collected on the FR Y-9C, the Parent Company Only Financial Statements 
for Small Holding Companies (FR Y-9SP), and the Financial Company 
Report of Consolidated Liabilities (FR XX-1) to calculate liabilities 
of these institutions.
---------------------------------------------------------------------------

    \3\ A financial company may request to use an accounting 
standard or method of estimation other than GAAP if it does not 
calculate its total consolidated assets or liabilities under GAAP 
for any regulatory purpose (including compliance with applicable 
securities laws). 12 CFR 251.3(e). In previous years, the Board 
received and approved requests from eleven financial companies to 
use an accounting standard or method of estimation other than GAAP 
to calculate liabilities. Ten of the companies are insurance 
companies that report financial information under Statutory 
Accounting Principles (SAP), and one is a foreign company that 
controls a U.S. industrial loan company that reports financial 
information under International Financial Reporting Standards 
(IFRS). For the insurance companies, the Board approved a method of 
estimation that was based on line items from SAP-based reports, with 
adjustments to reflect certain differences in accounting treatment 
between GAAP and SAP. For the foreign company, the Board approved 
the use of IFRS. Such companies that continue to be subject to 
Regulation XX continue to use the previously approved methods. The 
Board did not receive any new requests this year.
---------------------------------------------------------------------------
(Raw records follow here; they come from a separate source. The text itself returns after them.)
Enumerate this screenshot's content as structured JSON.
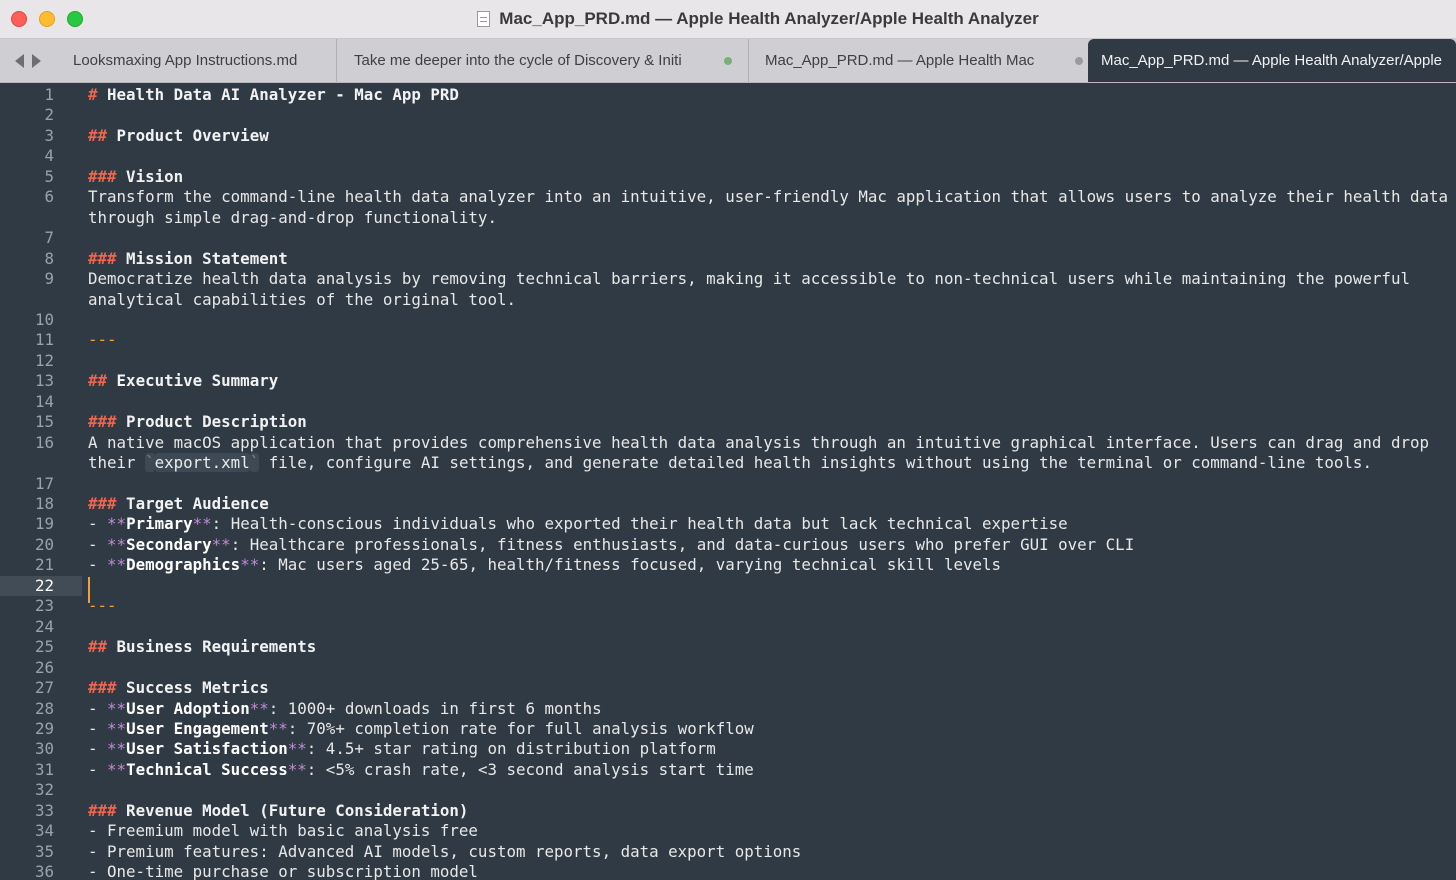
{
  "window": {
    "title": "Mac_App_PRD.md — Apple Health Analyzer/Apple Health Analyzer"
  },
  "tabs": [
    {
      "label": "Looksmaxing App Instructions.md",
      "active": false,
      "modified": false
    },
    {
      "label": "Take me deeper into the cycle of Discovery & Initi",
      "active": false,
      "modified": true
    },
    {
      "label": "Mac_App_PRD.md — Apple Health Mac",
      "active": false,
      "modified": true
    },
    {
      "label": "Mac_App_PRD.md — Apple Health Analyzer/Apple",
      "active": true,
      "modified": false
    }
  ],
  "colors": {
    "editor_background": "#2f3a44",
    "heading_marker": "#f0654e",
    "bold_marker": "#c68ad6",
    "rule_and_caret": "#f0a13a",
    "modified_dot": "#7cae7a"
  },
  "editor": {
    "current_line": 22,
    "lines": [
      {
        "n": "1",
        "segs": [
          {
            "t": "#",
            "c": "md-hash"
          },
          {
            "t": " Health Data AI Analyzer - Mac App PRD",
            "c": "md-head"
          }
        ]
      },
      {
        "n": "2",
        "segs": []
      },
      {
        "n": "3",
        "segs": [
          {
            "t": "##",
            "c": "md-hash"
          },
          {
            "t": " Product Overview",
            "c": "md-head"
          }
        ]
      },
      {
        "n": "4",
        "segs": []
      },
      {
        "n": "5",
        "segs": [
          {
            "t": "###",
            "c": "md-hash"
          },
          {
            "t": " Vision",
            "c": "md-head"
          }
        ]
      },
      {
        "n": "6",
        "segs": [
          {
            "t": "Transform the command-line health data analyzer into an intuitive, user-friendly Mac application that allows users to analyze their health data",
            "c": ""
          }
        ]
      },
      {
        "n": "",
        "segs": [
          {
            "t": "through simple drag-and-drop functionality.",
            "c": ""
          }
        ]
      },
      {
        "n": "7",
        "segs": []
      },
      {
        "n": "8",
        "segs": [
          {
            "t": "###",
            "c": "md-hash"
          },
          {
            "t": " Mission Statement",
            "c": "md-head"
          }
        ]
      },
      {
        "n": "9",
        "segs": [
          {
            "t": "Democratize health data analysis by removing technical barriers, making it accessible to non-technical users while maintaining the powerful",
            "c": ""
          }
        ]
      },
      {
        "n": "",
        "segs": [
          {
            "t": "analytical capabilities of the original tool.",
            "c": ""
          }
        ]
      },
      {
        "n": "10",
        "segs": []
      },
      {
        "n": "11",
        "segs": [
          {
            "t": "---",
            "c": "md-rule"
          }
        ]
      },
      {
        "n": "12",
        "segs": []
      },
      {
        "n": "13",
        "segs": [
          {
            "t": "##",
            "c": "md-hash"
          },
          {
            "t": " Executive Summary",
            "c": "md-head"
          }
        ]
      },
      {
        "n": "14",
        "segs": []
      },
      {
        "n": "15",
        "segs": [
          {
            "t": "###",
            "c": "md-hash"
          },
          {
            "t": " Product Description",
            "c": "md-head"
          }
        ]
      },
      {
        "n": "16",
        "segs": [
          {
            "t": "A native macOS application that provides comprehensive health data analysis through an intuitive graphical interface. Users can drag and drop",
            "c": ""
          }
        ]
      },
      {
        "n": "",
        "segs": [
          {
            "t": "their ",
            "c": ""
          },
          {
            "t": "`",
            "c": "md-code md-tick"
          },
          {
            "t": "export.xml",
            "c": "md-code"
          },
          {
            "t": "`",
            "c": "md-code md-tick"
          },
          {
            "t": " file, configure AI settings, and generate detailed health insights without using the terminal or command-line tools.",
            "c": ""
          }
        ]
      },
      {
        "n": "17",
        "segs": []
      },
      {
        "n": "18",
        "segs": [
          {
            "t": "###",
            "c": "md-hash"
          },
          {
            "t": " Target Audience",
            "c": "md-head"
          }
        ]
      },
      {
        "n": "19",
        "segs": [
          {
            "t": "- ",
            "c": "md-dash"
          },
          {
            "t": "**",
            "c": "md-star"
          },
          {
            "t": "Primary",
            "c": "md-bold"
          },
          {
            "t": "**",
            "c": "md-star"
          },
          {
            "t": ": Health-conscious individuals who exported their health data but lack technical expertise",
            "c": ""
          }
        ]
      },
      {
        "n": "20",
        "segs": [
          {
            "t": "- ",
            "c": "md-dash"
          },
          {
            "t": "**",
            "c": "md-star"
          },
          {
            "t": "Secondary",
            "c": "md-bold"
          },
          {
            "t": "**",
            "c": "md-star"
          },
          {
            "t": ": Healthcare professionals, fitness enthusiasts, and data-curious users who prefer GUI over CLI",
            "c": ""
          }
        ]
      },
      {
        "n": "21",
        "segs": [
          {
            "t": "- ",
            "c": "md-dash"
          },
          {
            "t": "**",
            "c": "md-star"
          },
          {
            "t": "Demographics",
            "c": "md-bold"
          },
          {
            "t": "**",
            "c": "md-star"
          },
          {
            "t": ": Mac users aged 25-65, health/fitness focused, varying technical skill levels",
            "c": ""
          }
        ]
      },
      {
        "n": "22",
        "segs": [],
        "current": true
      },
      {
        "n": "23",
        "segs": [
          {
            "t": "---",
            "c": "md-rule"
          }
        ]
      },
      {
        "n": "24",
        "segs": []
      },
      {
        "n": "25",
        "segs": [
          {
            "t": "##",
            "c": "md-hash"
          },
          {
            "t": " Business Requirements",
            "c": "md-head"
          }
        ]
      },
      {
        "n": "26",
        "segs": []
      },
      {
        "n": "27",
        "segs": [
          {
            "t": "###",
            "c": "md-hash"
          },
          {
            "t": " Success Metrics",
            "c": "md-head"
          }
        ]
      },
      {
        "n": "28",
        "segs": [
          {
            "t": "- ",
            "c": "md-dash"
          },
          {
            "t": "**",
            "c": "md-star"
          },
          {
            "t": "User Adoption",
            "c": "md-bold"
          },
          {
            "t": "**",
            "c": "md-star"
          },
          {
            "t": ": 1000+ downloads in first 6 months",
            "c": ""
          }
        ]
      },
      {
        "n": "29",
        "segs": [
          {
            "t": "- ",
            "c": "md-dash"
          },
          {
            "t": "**",
            "c": "md-star"
          },
          {
            "t": "User Engagement",
            "c": "md-bold"
          },
          {
            "t": "**",
            "c": "md-star"
          },
          {
            "t": ": 70%+ completion rate for full analysis workflow",
            "c": ""
          }
        ]
      },
      {
        "n": "30",
        "segs": [
          {
            "t": "- ",
            "c": "md-dash"
          },
          {
            "t": "**",
            "c": "md-star"
          },
          {
            "t": "User Satisfaction",
            "c": "md-bold"
          },
          {
            "t": "**",
            "c": "md-star"
          },
          {
            "t": ": 4.5+ star rating on distribution platform",
            "c": ""
          }
        ]
      },
      {
        "n": "31",
        "segs": [
          {
            "t": "- ",
            "c": "md-dash"
          },
          {
            "t": "**",
            "c": "md-star"
          },
          {
            "t": "Technical Success",
            "c": "md-bold"
          },
          {
            "t": "**",
            "c": "md-star"
          },
          {
            "t": ": <5% crash rate, <3 second analysis start time",
            "c": ""
          }
        ]
      },
      {
        "n": "32",
        "segs": []
      },
      {
        "n": "33",
        "segs": [
          {
            "t": "###",
            "c": "md-hash"
          },
          {
            "t": " Revenue Model (Future Consideration)",
            "c": "md-head"
          }
        ]
      },
      {
        "n": "34",
        "segs": [
          {
            "t": "- Freemium model with basic analysis free",
            "c": ""
          }
        ]
      },
      {
        "n": "35",
        "segs": [
          {
            "t": "- Premium features: Advanced AI models, custom reports, data export options",
            "c": ""
          }
        ]
      },
      {
        "n": "36",
        "segs": [
          {
            "t": "- One-time purchase or subscription model",
            "c": ""
          }
        ]
      }
    ]
  }
}
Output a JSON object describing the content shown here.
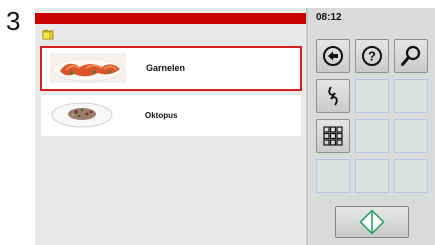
{
  "step": "3",
  "clock": "08:12",
  "recipes": [
    {
      "name": "Garnelen",
      "selected": true
    },
    {
      "name": "Oktopus",
      "selected": false
    }
  ],
  "colors": {
    "header_bar": "#c90000",
    "selection_border": "#d42020",
    "start_arrow": "#2fa36a"
  },
  "icons": {
    "folder": "folder-icon",
    "back": "back-arrow-icon",
    "help": "help-icon",
    "search": "search-icon",
    "link": "chain-link-icon",
    "grid": "grid-view-icon",
    "start": "start-diamond-icon"
  }
}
    Section 622 provides that the U.S. liabilities of a ``foreign 
financial company'' equal the risk-weighted assets and regulatory 
capital attributable to the company's ``U.S. operations.'' Under 
Regulation XX, liabilities of a foreign banking organization's U.S. 
operations are calculated using the risk-weighted asset methodology for 
subsidiaries subject to the risk-based capital rule, plus the assets of 
all branches, agencies, and nonbank subsidiaries, calculated in 
accordance with applicable accounting standards. Liabilities 
attributable to the U.S. operations of a foreign financial company that 
is not a foreign banking organization are calculated in a similar 
manner to the method described for foreign banking organizations, but 
liabilities of a U.S. subsidiary not subject to the risk-based capital 
rule are calculated based on the U.S. subsidiary's liabilities under 
applicable accounting standards. The Federal Reserve used information 
collected on the Capital and Asset Report for Foreign Banking 
Organizations (FR Y-7Q), the FR Y-9C, and the FR XX-1 to calculate 
liabilities of these institutions.
    By order of the Board of Governors of the Federal Reserve System, 
acting through the Director of Supervision and

[[Page 33670]]

Regulation under delegated authority, May 27, 2020.

Ann Misback,
Secretary of the Board.
[FR Doc. 2020-11771 Filed 6-1-20; 8:45 am]
BILLING CODE P